Phone: 09-846 7856
Cost: Small $5-$10; buns $6; big $18-$38; sides $15.
Like a sheep in wolf's clothing, this self-proclaimed "Asian fusion" Kingsland newcomer is basic Chinese masquerading as hip.
It looks the part, though quite what part I'm not sure. Slabs of dressed pine suspended from the ceiling are doing a sort of faux Nordic thing and a wall made up of stacked offcuts is like a jigsaw puzzle designed by someone with an attention-deficit disorder. But it's sleek and inviting enough to fit in on the strip.
A very genial waiter, who arrived in Auckland from Hamilton having spent a long time in California and Taiwan on the way, speaks fluent Mandarin, perhaps a little louder than necessary, since his Chinese colleague speaks perfect English, but he's terribly sweet.
Sweeter than the food, anyway. He didn't know whether the pork and chicken were free-range, went to check and came back and said the eggs weren't, which would have been the next question. Turns out none of them is, which in 2017 isn't really good enough. In a restaurant precinct, an establishment expecting to be taken seriously needs to source free-range meats and eggs. Cost considerations don't cut it: better to slap a couple of bucks on each dish than asking diners to collude in cruelty.
So I can't report on the yellow curry chicken or the "Korean style" barbecue pork ribs, menu inclusions presumably designed to sustain the restaurant's pan-Asian vibe (spuds with a Japanese seasoning, a roti and some soggy edamame beans are also pressed into that duty). But what we did try ranged between unremarkable and poor.
By "unremarkable", I mean that the food that emerged, at production-line speed, from the small kitchen, where owner Raymond Shan is in charge, wasn't noticeably better than you get in a decent food hall. When the menu mentions "chef secret sauce" and "special sauce", you have a pretty fair idea of the territory you're travelling in before you taste anything.
The har gow, which is your dim-sum-standard, translucent dumpling, used tiger prawn rather than semi-fossilised shrimp and you could certainly taste the difference. But hot and sour soup was neither, really, even if the mushroom dumplings that came in it were tasty enough. I couldn't help wondering whether a broth at least intended to be punchy was best paired with delicate fungi, but I didn't have much time to think about it because the next dish was arriving.
This blur of service was a bit of a problem, because the table was so small. I know it's the new normal, this idea that food comes out when the kitchen's ready, not when the diner is (who the hell do you think you are, anyway?), but here it didn't seem so much a policy as the result of intense, borderline panic-stricken activity in the kitchen. I can't remember whether the rice landed long before or long after the duck but I do remember thinking, "What the hell's that doing there?"

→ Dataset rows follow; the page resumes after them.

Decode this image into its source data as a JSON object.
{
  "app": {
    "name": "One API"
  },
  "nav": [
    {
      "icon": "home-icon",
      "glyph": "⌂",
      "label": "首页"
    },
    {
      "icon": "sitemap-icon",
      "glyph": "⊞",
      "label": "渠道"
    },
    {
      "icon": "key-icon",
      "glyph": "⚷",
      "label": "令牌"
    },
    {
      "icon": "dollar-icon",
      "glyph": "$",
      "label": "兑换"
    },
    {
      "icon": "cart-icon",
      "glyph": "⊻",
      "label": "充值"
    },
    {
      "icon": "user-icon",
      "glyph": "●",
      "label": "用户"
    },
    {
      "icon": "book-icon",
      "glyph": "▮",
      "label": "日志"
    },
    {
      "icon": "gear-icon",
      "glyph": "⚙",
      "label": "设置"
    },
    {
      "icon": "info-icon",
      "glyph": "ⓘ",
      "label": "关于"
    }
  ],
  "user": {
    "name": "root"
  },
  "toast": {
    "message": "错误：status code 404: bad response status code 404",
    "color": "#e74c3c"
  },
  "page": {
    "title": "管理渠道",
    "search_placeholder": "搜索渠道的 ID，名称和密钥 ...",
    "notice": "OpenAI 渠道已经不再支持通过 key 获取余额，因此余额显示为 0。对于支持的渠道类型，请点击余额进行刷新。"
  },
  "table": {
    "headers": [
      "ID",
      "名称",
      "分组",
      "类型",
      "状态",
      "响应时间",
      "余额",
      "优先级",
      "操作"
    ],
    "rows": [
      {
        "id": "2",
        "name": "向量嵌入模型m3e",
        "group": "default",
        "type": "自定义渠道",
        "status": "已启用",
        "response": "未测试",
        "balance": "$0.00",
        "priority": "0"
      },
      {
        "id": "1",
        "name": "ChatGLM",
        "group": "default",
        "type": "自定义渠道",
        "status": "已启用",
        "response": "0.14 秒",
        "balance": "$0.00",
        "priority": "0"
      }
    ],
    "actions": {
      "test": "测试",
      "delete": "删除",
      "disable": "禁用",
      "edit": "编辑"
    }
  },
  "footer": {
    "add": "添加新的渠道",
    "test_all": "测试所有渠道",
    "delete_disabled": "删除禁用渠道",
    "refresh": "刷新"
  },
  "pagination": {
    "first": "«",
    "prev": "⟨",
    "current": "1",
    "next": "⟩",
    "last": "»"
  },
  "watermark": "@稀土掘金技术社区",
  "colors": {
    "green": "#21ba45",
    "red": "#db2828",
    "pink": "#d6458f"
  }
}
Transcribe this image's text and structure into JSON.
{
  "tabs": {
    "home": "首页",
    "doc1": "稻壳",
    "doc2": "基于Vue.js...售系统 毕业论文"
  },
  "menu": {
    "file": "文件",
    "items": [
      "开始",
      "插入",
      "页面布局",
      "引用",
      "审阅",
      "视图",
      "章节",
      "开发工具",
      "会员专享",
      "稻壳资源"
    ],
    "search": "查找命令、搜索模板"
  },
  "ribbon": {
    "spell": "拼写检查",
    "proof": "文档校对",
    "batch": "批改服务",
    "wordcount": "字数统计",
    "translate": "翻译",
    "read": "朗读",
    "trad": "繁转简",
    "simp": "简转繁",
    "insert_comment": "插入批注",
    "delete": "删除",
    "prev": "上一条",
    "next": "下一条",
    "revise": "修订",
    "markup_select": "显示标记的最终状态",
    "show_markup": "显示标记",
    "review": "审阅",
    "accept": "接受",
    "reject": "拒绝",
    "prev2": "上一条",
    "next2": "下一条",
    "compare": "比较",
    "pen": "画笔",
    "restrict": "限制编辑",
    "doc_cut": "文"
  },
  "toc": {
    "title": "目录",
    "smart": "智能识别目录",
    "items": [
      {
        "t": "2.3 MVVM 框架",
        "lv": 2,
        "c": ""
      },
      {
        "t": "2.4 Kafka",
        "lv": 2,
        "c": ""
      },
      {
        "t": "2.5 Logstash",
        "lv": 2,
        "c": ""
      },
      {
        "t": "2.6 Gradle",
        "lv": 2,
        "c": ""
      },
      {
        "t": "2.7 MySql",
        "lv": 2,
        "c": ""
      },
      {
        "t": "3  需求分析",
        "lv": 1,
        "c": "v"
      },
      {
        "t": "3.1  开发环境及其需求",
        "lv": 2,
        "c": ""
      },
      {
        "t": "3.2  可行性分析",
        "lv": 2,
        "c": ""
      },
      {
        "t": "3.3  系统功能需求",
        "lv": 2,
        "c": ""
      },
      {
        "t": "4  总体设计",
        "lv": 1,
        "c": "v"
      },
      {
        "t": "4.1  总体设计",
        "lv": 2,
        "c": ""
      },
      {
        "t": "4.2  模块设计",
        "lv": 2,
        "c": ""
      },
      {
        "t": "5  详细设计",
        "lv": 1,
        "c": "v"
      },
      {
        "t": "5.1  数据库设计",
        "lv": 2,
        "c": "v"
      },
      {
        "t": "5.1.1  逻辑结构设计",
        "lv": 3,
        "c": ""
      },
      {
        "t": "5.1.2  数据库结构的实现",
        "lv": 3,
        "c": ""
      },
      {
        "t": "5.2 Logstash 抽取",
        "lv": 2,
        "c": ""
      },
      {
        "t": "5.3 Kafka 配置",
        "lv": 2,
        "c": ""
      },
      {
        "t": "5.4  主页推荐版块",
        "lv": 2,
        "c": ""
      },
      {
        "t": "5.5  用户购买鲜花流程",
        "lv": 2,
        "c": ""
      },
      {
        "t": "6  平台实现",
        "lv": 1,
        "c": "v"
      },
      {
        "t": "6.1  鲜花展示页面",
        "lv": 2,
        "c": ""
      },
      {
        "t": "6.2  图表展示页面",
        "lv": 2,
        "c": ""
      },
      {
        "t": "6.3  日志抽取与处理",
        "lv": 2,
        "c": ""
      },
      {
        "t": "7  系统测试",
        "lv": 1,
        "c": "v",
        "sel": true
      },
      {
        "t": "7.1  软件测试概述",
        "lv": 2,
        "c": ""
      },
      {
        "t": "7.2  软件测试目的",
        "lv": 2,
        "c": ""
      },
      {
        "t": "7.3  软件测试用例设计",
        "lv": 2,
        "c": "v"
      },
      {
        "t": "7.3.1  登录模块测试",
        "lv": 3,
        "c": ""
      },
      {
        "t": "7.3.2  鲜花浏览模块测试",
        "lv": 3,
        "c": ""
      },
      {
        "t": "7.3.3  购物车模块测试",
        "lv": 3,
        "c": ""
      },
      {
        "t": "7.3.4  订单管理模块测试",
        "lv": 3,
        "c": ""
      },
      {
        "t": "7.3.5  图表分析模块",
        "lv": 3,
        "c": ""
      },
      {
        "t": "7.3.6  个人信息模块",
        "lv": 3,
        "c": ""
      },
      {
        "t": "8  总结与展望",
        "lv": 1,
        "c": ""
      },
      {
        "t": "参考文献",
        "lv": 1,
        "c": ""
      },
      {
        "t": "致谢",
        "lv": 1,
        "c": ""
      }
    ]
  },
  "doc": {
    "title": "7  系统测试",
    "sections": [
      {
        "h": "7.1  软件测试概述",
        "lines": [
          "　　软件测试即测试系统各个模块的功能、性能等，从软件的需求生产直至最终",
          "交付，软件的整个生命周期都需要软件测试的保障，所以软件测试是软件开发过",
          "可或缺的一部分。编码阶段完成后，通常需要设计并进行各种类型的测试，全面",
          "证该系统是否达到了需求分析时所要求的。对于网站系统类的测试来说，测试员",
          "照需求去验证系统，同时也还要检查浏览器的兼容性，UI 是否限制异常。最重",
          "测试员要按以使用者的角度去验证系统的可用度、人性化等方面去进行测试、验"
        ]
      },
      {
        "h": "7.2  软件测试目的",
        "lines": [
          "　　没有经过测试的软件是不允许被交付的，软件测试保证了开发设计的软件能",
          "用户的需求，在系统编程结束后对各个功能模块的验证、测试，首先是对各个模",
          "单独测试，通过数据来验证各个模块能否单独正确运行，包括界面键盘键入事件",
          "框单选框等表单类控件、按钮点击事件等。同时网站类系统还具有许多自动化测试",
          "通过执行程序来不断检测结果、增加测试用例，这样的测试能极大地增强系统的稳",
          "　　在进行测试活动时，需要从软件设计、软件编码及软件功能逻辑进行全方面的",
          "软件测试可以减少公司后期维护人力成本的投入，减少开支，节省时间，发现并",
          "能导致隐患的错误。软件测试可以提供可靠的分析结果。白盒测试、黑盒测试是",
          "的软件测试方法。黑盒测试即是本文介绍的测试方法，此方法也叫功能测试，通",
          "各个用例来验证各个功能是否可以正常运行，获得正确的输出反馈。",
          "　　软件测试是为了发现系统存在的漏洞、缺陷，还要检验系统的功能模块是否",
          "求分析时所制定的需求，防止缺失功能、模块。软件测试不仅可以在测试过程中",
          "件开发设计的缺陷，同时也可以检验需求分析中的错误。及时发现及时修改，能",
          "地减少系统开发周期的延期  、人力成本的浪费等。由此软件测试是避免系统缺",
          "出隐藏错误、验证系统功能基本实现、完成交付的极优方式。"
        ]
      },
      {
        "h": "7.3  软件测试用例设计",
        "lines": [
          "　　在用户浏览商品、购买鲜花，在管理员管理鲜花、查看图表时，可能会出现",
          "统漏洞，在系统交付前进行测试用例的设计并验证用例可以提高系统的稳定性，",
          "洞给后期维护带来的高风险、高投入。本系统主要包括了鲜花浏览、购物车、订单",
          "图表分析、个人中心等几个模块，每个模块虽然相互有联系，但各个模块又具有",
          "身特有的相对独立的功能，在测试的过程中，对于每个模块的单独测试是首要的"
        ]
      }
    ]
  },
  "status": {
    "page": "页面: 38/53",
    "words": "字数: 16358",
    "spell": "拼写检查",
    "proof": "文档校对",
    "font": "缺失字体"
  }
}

That duck (roasted, $20 the half) was rubbery enough to be pressed into service for bathtime fun, though the bath would be hell to clean afterwards. I wanted to try to redeem the evening with an order of cumin lamb, one of the glories of Xianjiang cuisine from China's far north-west but the Professor asked me to take her home.
A flurry of recent openings feature Asian licks: this is the fourth in a month I've reviewed. To say it is not the most distinctive or distinguished is as kind as I'm prepared to be.